The episode focuses on the special bond Opa has with his grandson Brian (played by Lukas Haas, one of the best child actors at the time and fresh off of co-starring with Harrison Ford in “Witness”). Unlike Brian’s parents, he gets his grandfather. He listens intently when Opa tells the story about the Highball Express and what is about to happen—and he believes.
In a Spielberg story only children or—people with a childlike sense of wonder such as Opa—have a true sense of the transcendent—the world beyond—the fantastic. Regular adults (such as Brian’s parents) going about their mundane lives of stressful banality are far too distracted and cynical to see what is going on around them, until it (in this case literally) comes crashing down into their lives.
Spielberg is a true visual storyteller. He tells his story in a series of artfully composed images that seamlessly take us from point A to point B. There is usually not a whole lot of intricate or complex plot or a great deal of verb-age. Back in 1985, this was highly unusual for television which at that time was a very static medium visually. TV in 1985 was dialogue heavy, plot driven and full of talking heads—very un-cinematic. And here comes this visually oriented director telling a this little thirty minute story with a series of sweeping pans, push-ins, and tracking shots, cut to the soaring themes of John Williams.
It was something audiences had never seen in a television series and were not very receptive to it.
Much of the problem here is the length as well as the format. In a two hour film in a darkened theater the director has time and space to tell his story through the visuals and allow the audience to immerse themselves into the movie as Spielberg skillfully leads them on a physical and emotional journey. “Ghost Train” does not and cannot work the same way as a Spielberg film because he simply does not have enough time to work his magic and bring us come to the emotional catharsis we so desperately require.
The director’s segment in “The Twilight Zone Movie” suffered in a similar way and “Ghost Train” has the added burden of playing on a (at the time) tiny screen amid a household full of distractions, not to mention having to break for toilet paper commercials every ten minutes.
And make no mistake, “Ghost Train” plays more like big budget experimental short film than it does a television drama.

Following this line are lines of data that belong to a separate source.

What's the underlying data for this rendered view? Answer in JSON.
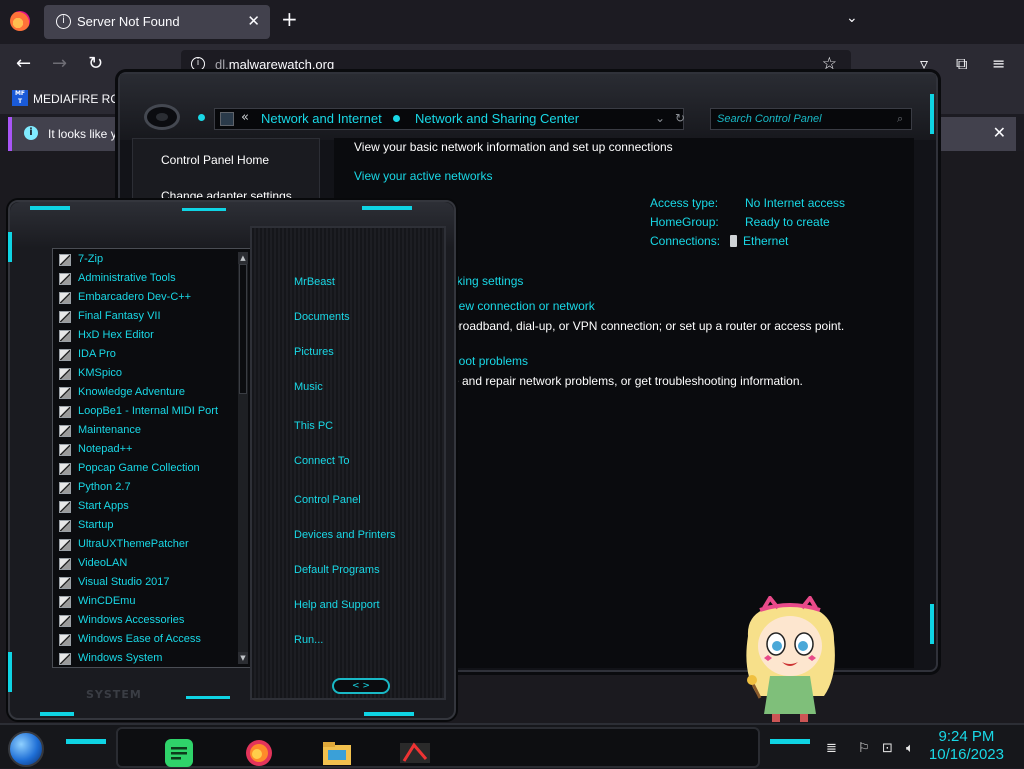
{
  "browser": {
    "tab_title": "Server Not Found",
    "url_host": "dl.",
    "url_domain": "malwarewatch.org",
    "bookmark_label": "MEDIAFIRE RO",
    "bookmark_icon_text": "MF T",
    "notice_text": "It looks like y"
  },
  "control_panel": {
    "breadcrumb_sep": "«",
    "breadcrumbs": [
      "Network and Internet",
      "Network and Sharing Center"
    ],
    "search_placeholder": "Search Control Panel",
    "sidebar": [
      "Control Panel Home",
      "Change adapter settings"
    ],
    "heading": "View your basic network information and set up connections",
    "active_networks": "View your active networks",
    "info_labels": [
      "Access type:",
      "HomeGroup:",
      "Connections:"
    ],
    "info_values": [
      "No Internet access",
      "Ready to create",
      "Ethernet"
    ],
    "change_settings": "orking settings",
    "new_connection_link": "new connection or network",
    "new_connection_desc": "broadband, dial-up, or VPN connection; or set up a router or access point.",
    "troubleshoot_link": "hoot problems",
    "troubleshoot_desc": "e and repair network problems, or get troubleshooting information."
  },
  "start_menu": {
    "programs": [
      "7-Zip",
      "Administrative Tools",
      "Embarcadero Dev-C++",
      "Final Fantasy VII",
      "HxD Hex Editor",
      "IDA Pro",
      "KMSpico",
      "Knowledge Adventure",
      "LoopBe1 - Internal MIDI Port",
      "Maintenance",
      "Notepad++",
      "Popcap Game Collection",
      "Python 2.7",
      "Start Apps",
      "Startup",
      "UltraUXThemePatcher",
      "VideoLAN",
      "Visual Studio 2017",
      "WinCDEmu",
      "Windows Accessories",
      "Windows Ease of Access",
      "Windows System"
    ],
    "places": [
      "MrBeast",
      "Documents",
      "Pictures",
      "Music",
      "This PC",
      "Connect To",
      "Control Panel",
      "Devices and Printers",
      "Default Programs",
      "Help and Support",
      "Run..."
    ],
    "footer_label": "SYSTEM",
    "nav_button": "< >"
  },
  "taskbar": {
    "time": "9:24 PM",
    "date": "10/16/2023"
  },
  "colors": {
    "accent": "#19d8e6",
    "panel_bg": "#0a0b0e"
  }
}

Technically, it is beyond reproach. As noted above, the John Williams music is superb, very much in line with the emotionally potent material he was creating at the time. And if you do seek this show out, see it on DVD or at least streaming at Netflix (and not the illegal grainy pixelated copies uploaded at YouTube) because “Ghost Train” looks fantastic. It was shot by my favorite Spielberg cinematographer Allen Daviau, who also lensed “E.T.”, “The Color Purple”, and “Empire of the Sun”.
So the plot is somewhat bare-bones, the visuals and music and direction superb, but what is “Ghost Train” really about?
Much like “Poltergeist”, it is about the sins of the past. It is about the falsehood of “American Exceptional-ism”, this notion that United States has always been this virtuous beacon of justice and our past a romanticized utopia where everyone was happy and prosperous and spiritually fulfilled. The “Ghost Train” in this episode is not so much about Opa, who merely seems to be hitching a ride into the afterlife.
It is really about those other passengers on the Highball Express, who were heading out west to take over the lands of the Native Americans. Native Americans who were either herded into concentration camps, or outright slaughtered, by the United States Army. The people on that train are prisoners—destined to roam forever over the blood-soaked lands they sought to grow fat and rich off of after the United States government had taken care of the only thing that stood in their way—that pesky “Indian Problem”.
The above reading is not such a reach when you consider that Spielberg would go on to make a film about another genocide called “Schindler’s List”.
Bottom line: *** out of four.
Beautifully shot, staged, and scored, “Ghost Train” is interesting, but is just not Spielberg at full steam.